Considering Cohen, March and Olsen’s (1972) “garbage can model,” this paper seeks to examine how educational reforms, adopted by Israel from pre-statehood to contemporarily times, have impacted the role of principals and whether these reforms have prepared them to address challenges of the system. Using second-order historical sources, the paper employs a socio-historical based data analysis to examine the complex relationship between policies, structures, and values and their impact on the role of the principal. For each historical period in the Israeli education system the paper discusses the immediate societal challenges, the origins of the adopted reforms, and the influence of these reforms on the role of the school principal and his/her ability to respond to the challenges placed before him/her. This analysis demonstrates how imported policies and international trends, that are loosely connected to local social, cultural, political and educational contexts and the first fundamental layer of centralized reform adopted in Israel, have impact policy-making and limited the principal’s response to contemporary socioeducational challenges. It is consequently argued that because the system is consistently delayed in adopting educational reform, principals have been forced to respond to the challenges of yesterday instead of focusing on future, and even current challenges. Few studies have employed both the “garbage can model” and a sociohistorical perspective for studying policy-making in education and its influence on the evolution of the role of the principal. The present novel study has the potential to fill this gap in our knowledge by analyzing long-term processes and turning points that have simultaneously shaped the principals’ ability to face societal challenges.

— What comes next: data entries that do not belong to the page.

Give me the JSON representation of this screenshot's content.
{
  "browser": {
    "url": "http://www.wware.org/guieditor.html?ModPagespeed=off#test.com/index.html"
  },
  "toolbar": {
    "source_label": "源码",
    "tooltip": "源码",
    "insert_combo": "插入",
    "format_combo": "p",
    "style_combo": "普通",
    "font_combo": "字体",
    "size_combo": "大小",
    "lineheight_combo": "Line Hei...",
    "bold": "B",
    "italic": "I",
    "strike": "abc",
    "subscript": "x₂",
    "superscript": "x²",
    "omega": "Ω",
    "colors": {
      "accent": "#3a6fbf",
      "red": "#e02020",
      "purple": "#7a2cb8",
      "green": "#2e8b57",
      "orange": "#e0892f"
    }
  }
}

From personal ethos to organizational vision: Narratives of visionary educational leaders

Journal paper
Raya Yoeli, Izhak Berkovich
Journal of Educational Administration, Volume 48, Issue 4, 2010, Pages 451-467

Abstract

Purpose
Successful visionary educational leaders promote a shared vision with great commitment and manage to connect other organizational members to it. In spite of this, the source of their personal commitment to the organizational vision has not yet been the subject of extended study. The purpose of this paper is to correct this by investigating leaders’ personal ethos; the personal experiences and values which form their motives and personality. This paper furthermore considers the influence of personal ethos on the content of the vision promoted in educational organizations. Finally, it explores the link between leaders’ personal vision and the organizational vision they promote.

Design/methodology/approach
Semi‐structured interviews were conducted with visionary educational leaders. These interviews were narrative in nature and aimed to explore the development process and the interrelation of personal and organizational vision in an educational framework.

Findings
Data indicate that visionary educational leaders do not separate their personal vision from their organizational vision. Furthermore, the educational leaders interviewed told of formative experiences which affected their worldview and shaped their personal ethos. Personal ethos proved to be a key element in formulating the leaders’ personal and organization vision. Four prominent factors emerged as central to the personal ethos of educational leaders: identity, culture and values, professional experience, and family.

Originality/value
The findings suggest that educational leaders should engage in a process of self‐reflection in order to form a significant personal vision to which they can fully commit. Furthermore, the insights of leaders about what is important to them can enable an open dialogue with other organizational members and the development of a shared vision.